Does the level of exercise move with the ups and downs of the economy? N.C. State University economist explains a recent study that looked at this question.
Some say that the unemployment rate is based on the number of people qualifying for unemployment compensation and that, therefore, once jobless workers stop collecting unemployment compensation they’re no longer counted as unemployed and, as a result, the real unemployment rate is much higher than the reported rate. But, as N.C. State University economist Mike Walden explains, that’s not the case.
Probably the most frequent question people are asking about 2012 is whether the economy will improve, and N.C. State University economist Mike Walden says he thinks it will.
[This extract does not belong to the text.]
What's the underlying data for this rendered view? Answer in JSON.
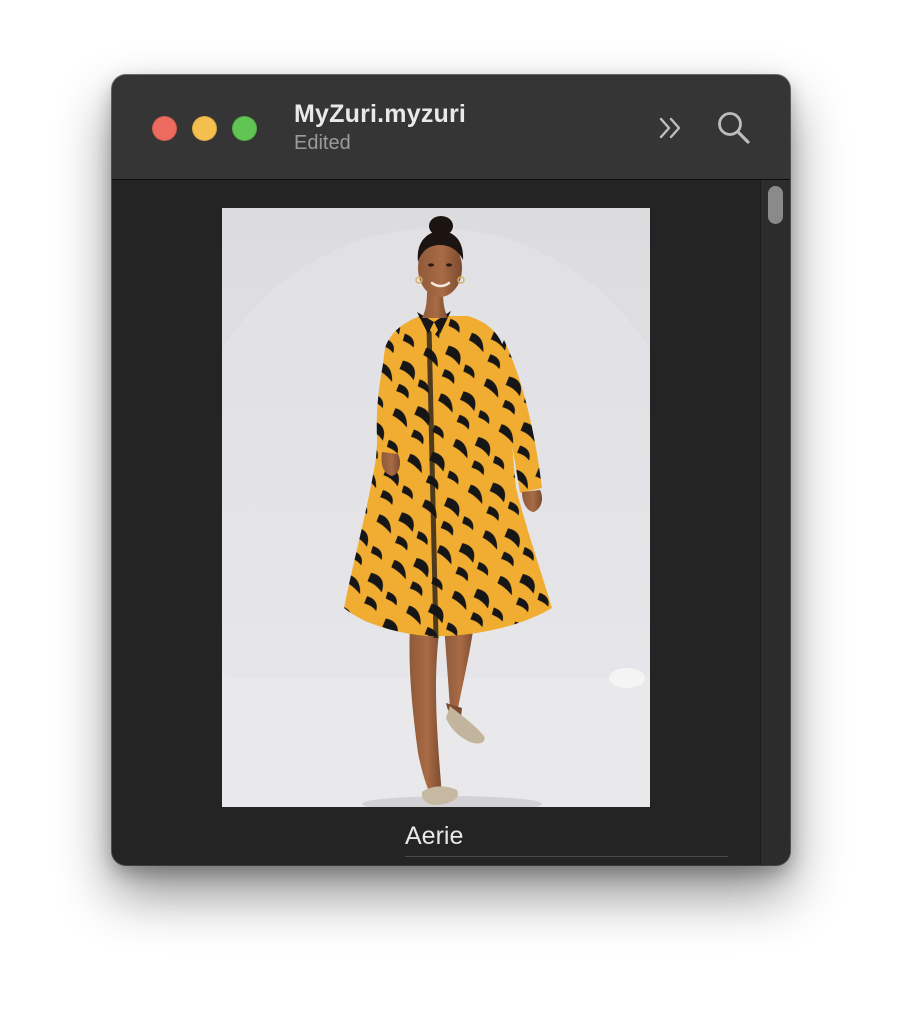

Many economists who are watching the European situation say any short-run solution to the European debt crisis must come from the European Central Bank at the center of the euro and the euro countries. So what does the ECB have to do? N.C. State University economist Mike Walden responds.
Natural gas was once a relatively minor fuel that attracted very little attention. Now it’s big news, and some claim it’s the fuel of the future. N.C. State University economist Mike Walden explains what’s changed.
Although everyone is focused on today’s challenging economy, it’s helpful to look ahead at some of the economic issues we will likely face down the road. Many experts say a big issue will be both the supply and price of basic commodities. What do they mean? N.C. State University economist Mike Walden explains.
Since the job market bottomed out in early 2010, North Carolina has added jobs but at only one-third the rate of the nation. N.C. State University economist Mike Walden explains why.
California has been one of the states hardest hit by the recession, and the state continues to face severe budget problems. A commission, the Think Long Committee for California, has just issued their recommendations for changing the tax system in that state. N.C. State University economist Mike Walden considers whether any of the committee’s ideas are relevant for North Carolina.
Oil prices are back near $100 a barrel, but it seems that people are being careful when it comes to how much they drive and putting a priority on fuel efficiency. Why aren’t we being rewarded for our good behavior with lower oil prices? N.C. State University economist Mike Walden answers.
Our economy is so large and so complex that understanding it requires some kind of paradigm or framework. But there can be many competing frameworks, which gives us many ways of looking at the economy. N.C. State University economist Mike Walden takes a look at a framework that has been revived – one proposed by long-departed economist Irving Fisher.